Interior Design: *** The interior of the Clubman is mostly identical to its smaller brother from the cockpit-view forward. Rail-protected flight switches control much of the electrics while a delightfully gaudy speedometer dominates the center console. Every compartment, toggle and switch functions with the usual high level of BMW confidence. But don't even get us started on the Toys R' Us-grade plastic. In this price range, a buyer deserves a little better. Also, the color-selectable mood lighting is a little too Focus-like for our liking.

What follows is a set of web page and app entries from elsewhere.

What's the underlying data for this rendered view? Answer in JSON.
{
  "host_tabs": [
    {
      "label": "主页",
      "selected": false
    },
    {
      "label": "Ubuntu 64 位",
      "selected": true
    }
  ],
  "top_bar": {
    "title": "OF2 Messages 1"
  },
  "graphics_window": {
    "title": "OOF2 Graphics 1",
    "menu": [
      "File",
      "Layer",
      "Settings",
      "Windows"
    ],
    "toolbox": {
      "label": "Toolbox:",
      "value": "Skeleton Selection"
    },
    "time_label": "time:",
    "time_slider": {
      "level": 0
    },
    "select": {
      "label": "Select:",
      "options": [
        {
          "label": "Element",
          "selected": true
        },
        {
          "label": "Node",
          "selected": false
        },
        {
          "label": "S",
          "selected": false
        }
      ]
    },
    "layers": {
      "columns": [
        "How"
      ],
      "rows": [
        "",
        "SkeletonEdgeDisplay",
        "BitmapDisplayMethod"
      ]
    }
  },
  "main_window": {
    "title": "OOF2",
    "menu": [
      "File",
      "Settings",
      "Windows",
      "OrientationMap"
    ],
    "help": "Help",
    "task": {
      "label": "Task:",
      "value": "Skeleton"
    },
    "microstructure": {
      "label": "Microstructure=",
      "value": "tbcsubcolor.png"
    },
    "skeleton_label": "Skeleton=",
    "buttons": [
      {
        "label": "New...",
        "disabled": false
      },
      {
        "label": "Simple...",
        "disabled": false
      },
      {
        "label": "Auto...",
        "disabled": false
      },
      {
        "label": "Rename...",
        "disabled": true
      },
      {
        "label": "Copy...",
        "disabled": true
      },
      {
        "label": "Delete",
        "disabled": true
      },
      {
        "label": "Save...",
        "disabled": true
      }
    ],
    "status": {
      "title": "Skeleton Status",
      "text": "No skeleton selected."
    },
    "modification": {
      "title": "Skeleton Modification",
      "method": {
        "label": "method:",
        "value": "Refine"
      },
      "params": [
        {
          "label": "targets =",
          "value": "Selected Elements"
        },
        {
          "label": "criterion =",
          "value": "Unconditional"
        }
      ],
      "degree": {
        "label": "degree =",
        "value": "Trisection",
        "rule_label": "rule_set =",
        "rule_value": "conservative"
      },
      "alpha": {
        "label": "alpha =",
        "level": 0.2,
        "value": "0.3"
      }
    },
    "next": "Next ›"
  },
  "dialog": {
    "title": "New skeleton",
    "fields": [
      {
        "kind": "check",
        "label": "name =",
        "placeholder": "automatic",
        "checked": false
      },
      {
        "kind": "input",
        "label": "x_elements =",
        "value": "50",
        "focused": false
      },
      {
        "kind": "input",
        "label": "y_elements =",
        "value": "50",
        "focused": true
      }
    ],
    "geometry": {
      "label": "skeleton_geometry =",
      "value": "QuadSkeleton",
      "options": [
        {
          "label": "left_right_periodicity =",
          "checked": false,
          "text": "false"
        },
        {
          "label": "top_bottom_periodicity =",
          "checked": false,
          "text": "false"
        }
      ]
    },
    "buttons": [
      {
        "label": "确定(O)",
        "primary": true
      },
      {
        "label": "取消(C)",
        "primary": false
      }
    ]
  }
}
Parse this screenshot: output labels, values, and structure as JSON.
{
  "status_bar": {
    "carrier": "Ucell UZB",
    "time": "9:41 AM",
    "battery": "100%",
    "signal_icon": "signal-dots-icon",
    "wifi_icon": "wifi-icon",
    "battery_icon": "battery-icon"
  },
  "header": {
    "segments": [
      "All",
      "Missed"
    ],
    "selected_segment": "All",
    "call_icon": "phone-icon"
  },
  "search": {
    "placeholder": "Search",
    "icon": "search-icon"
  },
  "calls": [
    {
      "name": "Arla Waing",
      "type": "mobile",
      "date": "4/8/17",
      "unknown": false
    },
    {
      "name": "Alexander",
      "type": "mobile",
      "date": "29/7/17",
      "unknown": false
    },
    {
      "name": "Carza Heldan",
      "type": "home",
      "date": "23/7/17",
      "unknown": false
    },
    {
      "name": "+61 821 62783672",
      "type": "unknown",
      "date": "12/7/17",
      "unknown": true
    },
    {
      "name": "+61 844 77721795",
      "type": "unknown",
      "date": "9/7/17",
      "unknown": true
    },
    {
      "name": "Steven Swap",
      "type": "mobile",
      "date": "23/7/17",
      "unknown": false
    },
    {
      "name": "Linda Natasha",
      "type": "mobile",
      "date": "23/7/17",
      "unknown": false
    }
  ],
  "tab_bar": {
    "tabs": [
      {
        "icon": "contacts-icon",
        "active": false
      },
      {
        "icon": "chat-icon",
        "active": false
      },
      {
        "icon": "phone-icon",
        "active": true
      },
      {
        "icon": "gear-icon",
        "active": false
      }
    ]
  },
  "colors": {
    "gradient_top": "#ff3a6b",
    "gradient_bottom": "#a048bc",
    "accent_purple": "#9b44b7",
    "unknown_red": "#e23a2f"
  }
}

Acceleration: ** The turbocharged Peugeot mill pulls the Clubman forward at a reasonable rate, but it's nothing remarkable. Pushing its power through narrow front tires usually results in tire spin through first gear, followed by an embarrassing lurch backwards as one of the many on-board nanny computers pulls the plug. We really miss the supercharged MINI engine of old. Braking: ***** A hallmark trait of the MINI brand is retro-thruster-like braking prowess in both models. At any speed and on any road surface condition, the combination of superior braking hardware, a stiff pedal and intelligent programming brings you to a halt pronto. Ride: ** Although the Clubman rides much more smoothly over rough surfaces than the standard model due to the longer wheelbase, it is still a tiny car which is easily upset by potholes and cracks. The stiffer springs and dampers offered by the S package degrade the ride further but the car remains livable for the daily drag. Handling: *** The Clubman fell far short of it's brethren when it came to sticking it around the curves. On sections of road where the smaller model would play along, the Clubman packed up its toys and went home. The clumsiness is due as much to increased weight and altered suspension geometry as to a significant change in the stability programming towards slower driving. Gearbox: **** An intelligent autobox is where the MINI Clubman really earned its stars. In standard mode, the Clubman offered quick and properly timed shifts while returning excellent fuel mileage. In sport mode, it downshifted at precisely the right moments to stay in the narrow meat of the power band. Audio: **** The audio system produced accurate, crisp sound through well-placed tweeters and midranges. The head unit proved easy to navigate using either the console or steering wheel controls. We're also immensely grateful that iDrive didn't make it to the MINI line up. Yet. Toys: *** The Clubman had a reasonable amount of gadgets, from the Bluetooth synchronization to the color-selectable interior mood lighting. Dual glove boxes and plenty of cup holders offered enough storage for anything you might need to carry. Value: ** At an as-tested MSRP of $32,350, the Mini Cooper Clubman S doesn't add up to a good buy. With a price nearly 50% higher than that of other cars competing in this category, you've really got to want the social cred provided by its one-of-a-kind styling and reputation. And the interior materials? Gag. If you're looking for power and handling in a similarly sized package at a bargain price, it'd be best to look elsewhere. Overall: *** The Mini Cooper Clubman S offers acceptable power and adept handling at a steep price. The added mass pushes the car into a larger class and significantly hindering the driving charm established by the Mini brand. The added rear legroom and cargo space may attract a different type of buyer to the fold, but it tosses aside the successful formula used in the smaller version. Frankly, if you're that "different type" of buyer, you'll probably be better off with the non-S version. On the other hand, if you're like us, you'll take the standard-issue Cooper S. Preferably anywhere you go. Also See: • Mini Cooper Clubman S, Part One Thanks to the folks at Motor City Mini!